As Jon Heyman of FanRag Sports reports, the Chicago Cubs approached third baseman Kris Bryant about a long-term contract extension earlier this year, but Bryant wasn’t at all enthusiastic. Heyman writes that “one Cubs person suggested the response was something along the lines of, ‘We’re good.’ That meant there was no counter offer.”

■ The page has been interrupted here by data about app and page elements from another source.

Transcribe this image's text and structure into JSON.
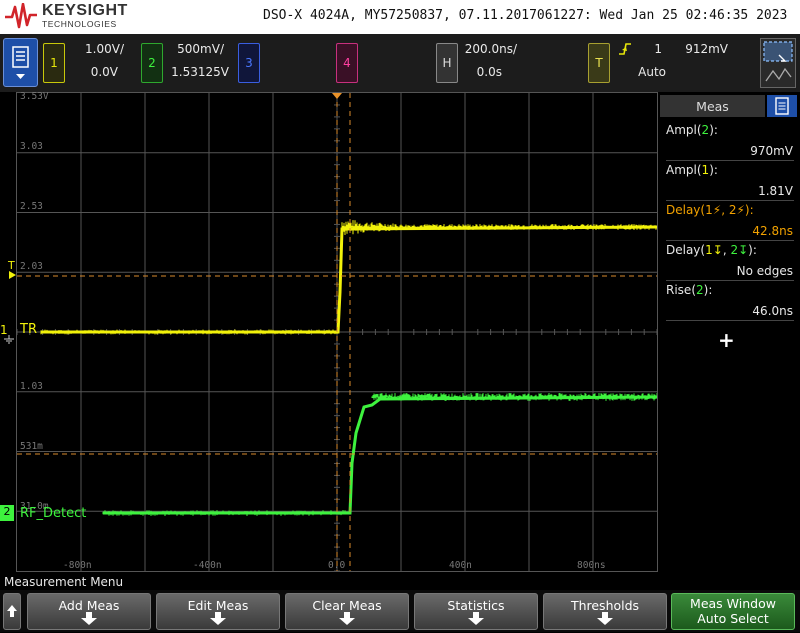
{
  "header": {
    "brand": "KEYSIGHT",
    "brand_sub": "TECHNOLOGIES",
    "title": "DSO-X 4024A, MY57250837, 07.11.2017061227: Wed Jan 25 02:46:35 2023"
  },
  "channels": [
    {
      "number": "1",
      "scale": "1.00V/",
      "offset": "0.0V",
      "color": "#f2f20a"
    },
    {
      "number": "2",
      "scale": "500mV/",
      "offset": "1.53125V",
      "color": "#3ef23e"
    },
    {
      "number": "3",
      "color": "#4a78ff"
    },
    {
      "number": "4",
      "color": "#ff3fa0"
    }
  ],
  "horizontal": {
    "key": "H",
    "scale": "200.0ns/",
    "delay": "0.0s"
  },
  "trigger": {
    "key": "T",
    "edge_icon": "rising-edge-icon",
    "source": "1",
    "level": "912mV",
    "mode": "Auto"
  },
  "screen": {
    "y_labels": [
      "3.53V",
      "3.03",
      "2.53",
      "2.03",
      "1.03",
      "531m",
      "31.0m"
    ],
    "x_labels": [
      "-800n",
      "-400n",
      "0.0",
      "400n",
      "800ns"
    ],
    "ch1_marker": "1",
    "ch1_name": "TR",
    "ch2_marker": "2",
    "ch2_name": "RF_Detect",
    "trigger_marker": "T"
  },
  "meas_panel": {
    "title": "Meas",
    "add_symbol": "+",
    "items": [
      {
        "name": "Ampl",
        "source": "2",
        "value": "970mV"
      },
      {
        "name": "Ampl",
        "source": "1",
        "value": "1.81V"
      },
      {
        "name": "Delay",
        "source_a": "1",
        "source_b": "2",
        "value": "42.8ns",
        "highlight_color": "#f2a200"
      },
      {
        "name": "Delay",
        "source_a": "1",
        "source_b": "2",
        "value": "No edges"
      },
      {
        "name": "Rise",
        "source": "2",
        "value": "46.0ns"
      }
    ]
  },
  "menu": {
    "title": "Measurement Menu",
    "softkeys": [
      "Add Meas",
      "Edit Meas",
      "Clear Meas",
      "Statistics",
      "Thresholds"
    ],
    "last_key_line1": "Meas Window",
    "last_key_line2": "Auto Select"
  },
  "colors": {
    "ch1": "#f2f20a",
    "ch2": "#3ef23e",
    "cursor": "#d98a2b",
    "grid": "#555555"
  }
}
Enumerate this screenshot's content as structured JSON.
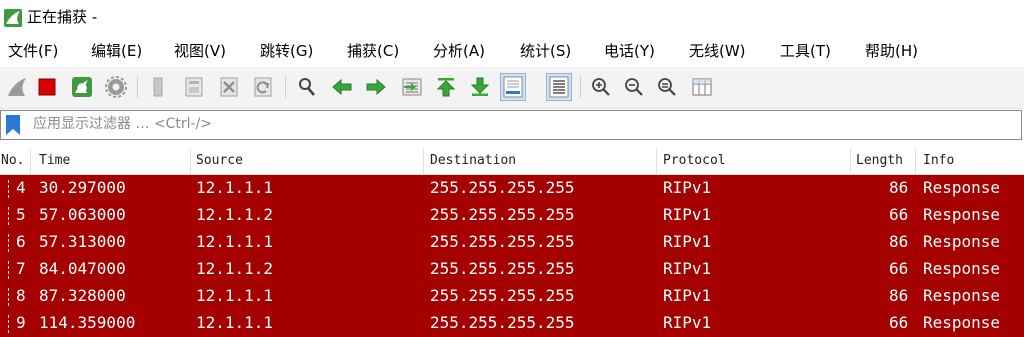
{
  "window": {
    "title": "正在捕获 -",
    "app_icon": "wireshark-fin-icon"
  },
  "menu": [
    {
      "label": "文件(F)"
    },
    {
      "label": "编辑(E)"
    },
    {
      "label": "视图(V)"
    },
    {
      "label": "跳转(G)"
    },
    {
      "label": "捕获(C)"
    },
    {
      "label": "分析(A)"
    },
    {
      "label": "统计(S)"
    },
    {
      "label": "电话(Y)"
    },
    {
      "label": "无线(W)"
    },
    {
      "label": "工具(T)"
    },
    {
      "label": "帮助(H)"
    }
  ],
  "toolbar": {
    "icons": [
      "start-capture-fin-icon",
      "stop-capture-icon",
      "restart-capture-icon",
      "capture-options-icon",
      "open-file-icon",
      "save-file-icon",
      "close-file-icon",
      "reload-file-icon",
      "find-packet-icon",
      "go-back-icon",
      "go-forward-icon",
      "go-to-packet-icon",
      "go-first-icon",
      "go-last-icon",
      "autoscroll-icon",
      "colorize-icon",
      "zoom-in-icon",
      "zoom-out-icon",
      "zoom-normal-icon",
      "resize-columns-icon"
    ]
  },
  "filter": {
    "placeholder": "应用显示过滤器 … <Ctrl-/>",
    "value": ""
  },
  "columns": {
    "no": "No.",
    "time": "Time",
    "source": "Source",
    "destination": "Destination",
    "protocol": "Protocol",
    "length": "Length",
    "info": "Info"
  },
  "colors": {
    "row_bg": "#a40000",
    "row_fg": "#ffffff",
    "accent": "#2a7ad5"
  },
  "packets": [
    {
      "no": "4",
      "time": "30.297000",
      "source": "12.1.1.1",
      "destination": "255.255.255.255",
      "protocol": "RIPv1",
      "length": "86",
      "info": "Response"
    },
    {
      "no": "5",
      "time": "57.063000",
      "source": "12.1.1.2",
      "destination": "255.255.255.255",
      "protocol": "RIPv1",
      "length": "66",
      "info": "Response"
    },
    {
      "no": "6",
      "time": "57.313000",
      "source": "12.1.1.1",
      "destination": "255.255.255.255",
      "protocol": "RIPv1",
      "length": "86",
      "info": "Response"
    },
    {
      "no": "7",
      "time": "84.047000",
      "source": "12.1.1.2",
      "destination": "255.255.255.255",
      "protocol": "RIPv1",
      "length": "66",
      "info": "Response"
    },
    {
      "no": "8",
      "time": "87.328000",
      "source": "12.1.1.1",
      "destination": "255.255.255.255",
      "protocol": "RIPv1",
      "length": "86",
      "info": "Response"
    },
    {
      "no": "9",
      "time": "114.359000",
      "source": "12.1.1.1",
      "destination": "255.255.255.255",
      "protocol": "RIPv1",
      "length": "66",
      "info": "Response"
    }
  ]
}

Through two full seasons, the 25-year-old Bryant has already won a National League Rookie of the Year and MVP, and he helped the Cubs win the World Series for the first time in 108 years last fall. He’ll be arbitration-eligible for the first time this winter, and his salary will likely increase substantially from the $1.05 million he’s making this season. Whatever the offer that the Cubs approached Bryant with was, it likely would have bought him out of his four remaining arbitration years and possibly his first year or two of free agency, much like the six-year, $144.5 million deal that the Angels gave Mike Trout before the 2015 season.
It’s difficult to blame Bryant, who could reasonably start at any of the infield or outfield corner positions and has posted a .283/.380/.524 slash line with 76 homers in his first 1,576 major-league plate appearances. He stands to earn a king’s ransom as a free agent after the 2021 season, and it doesn’t make much sense for him to cap his earning potential for that season if he doesn’t have to.
This will be the second time this season that news of a 2016 World Series star resisting the temptation to sign a long-term deal has become public. MLB.com’s Jordan Bastian reported back in April that 23-year-old Indians shortstop Francisco Lindor had tabled extension talks with Cleveland, citing his desire to focus on the season. Sports Illustrated’s Tom Verducci reported that the Indians offered Lindor a long-term deal worth roughly $100 million before the season, but the young shortstop rejected the offer.